The speed of the graphics can get very fast indeed and on some levels it's extremely frantic, like watching a video on fast-forward. There are often many dozens of separate moving objects on the screen at once, and trying to find your ship among all the enemies and bullets can be like trying to see dandruff in a snowstorm.
Cut scenes consist of anime-ish characters with text and dramatic music in the background. These are sprinkled throughout the game, appearing between and in the middle of levels as the plot unfolds. It gives the game a real 16-bit feel, which is a good thing in this style of game.
Soundwise the game's soundtrack has a nice mixture of ambient and dramatic music, and the very last level sounds like a dance version of a Gregorian Chant. All of the music enhances the game without getting in the way.

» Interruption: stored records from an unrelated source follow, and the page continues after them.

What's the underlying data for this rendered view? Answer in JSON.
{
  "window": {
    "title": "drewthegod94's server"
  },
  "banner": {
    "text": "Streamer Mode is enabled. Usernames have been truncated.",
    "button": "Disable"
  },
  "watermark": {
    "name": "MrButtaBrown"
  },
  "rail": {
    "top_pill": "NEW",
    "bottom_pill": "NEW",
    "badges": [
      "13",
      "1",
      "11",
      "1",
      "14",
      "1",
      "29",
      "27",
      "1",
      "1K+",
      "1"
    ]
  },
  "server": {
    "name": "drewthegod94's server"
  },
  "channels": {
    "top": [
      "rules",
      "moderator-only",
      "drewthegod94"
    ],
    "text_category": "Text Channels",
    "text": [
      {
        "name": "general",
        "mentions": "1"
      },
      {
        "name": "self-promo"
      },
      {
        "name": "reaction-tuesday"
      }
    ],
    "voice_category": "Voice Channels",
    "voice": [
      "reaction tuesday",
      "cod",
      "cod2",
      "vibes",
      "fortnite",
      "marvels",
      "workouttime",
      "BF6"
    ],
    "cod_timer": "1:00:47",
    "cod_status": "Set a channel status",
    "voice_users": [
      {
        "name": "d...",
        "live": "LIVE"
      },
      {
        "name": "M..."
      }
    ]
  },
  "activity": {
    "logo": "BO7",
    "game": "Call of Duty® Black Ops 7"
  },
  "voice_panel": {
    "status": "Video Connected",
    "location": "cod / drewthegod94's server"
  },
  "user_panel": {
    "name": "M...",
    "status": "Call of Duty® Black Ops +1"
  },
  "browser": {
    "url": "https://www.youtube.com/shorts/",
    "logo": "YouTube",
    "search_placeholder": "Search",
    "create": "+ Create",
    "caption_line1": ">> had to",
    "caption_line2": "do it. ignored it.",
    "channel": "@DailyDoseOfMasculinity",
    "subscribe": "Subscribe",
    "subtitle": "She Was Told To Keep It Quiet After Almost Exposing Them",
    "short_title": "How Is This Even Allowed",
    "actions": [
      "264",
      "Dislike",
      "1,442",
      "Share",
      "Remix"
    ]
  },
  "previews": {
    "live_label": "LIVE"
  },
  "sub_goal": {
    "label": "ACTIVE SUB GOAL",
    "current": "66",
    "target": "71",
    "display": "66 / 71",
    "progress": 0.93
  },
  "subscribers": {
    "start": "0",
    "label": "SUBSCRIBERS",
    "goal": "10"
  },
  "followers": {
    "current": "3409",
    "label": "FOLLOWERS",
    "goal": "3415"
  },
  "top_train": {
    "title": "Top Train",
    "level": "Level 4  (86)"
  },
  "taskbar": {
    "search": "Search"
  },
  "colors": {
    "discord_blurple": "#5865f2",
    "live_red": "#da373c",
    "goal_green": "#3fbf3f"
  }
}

The music and sound effects have separate volume controls, so you can mix them to your own liking.
As befits an old-style shooter, the only online feature is a "World Battle" global high score table. We could not get the Arena connection to work in SIKB though, so we couldn't see if the promised clans feature was present.
Whether you like SIKB depends on what kind of gameplay you enjoy most. Although the offline game is called "story mode", the aim is really to play and replay levels constantly chasing after a better grade, and to unlock more items.
If you just want to play through the game once, then you will be missing the point of SIKB. This is an "old school" scrolling shooter where high scorers receive the greatest rewards, with a smattering of 3D graphics to give it a 2000s look.
In short, if you like classic shoot-em-ups then SIKB is for you. If you hate them, stay away.
PS: You can see a gameplay video of Space Impact: Kappa Base over on the Unofficial Nokia Gaming Blog.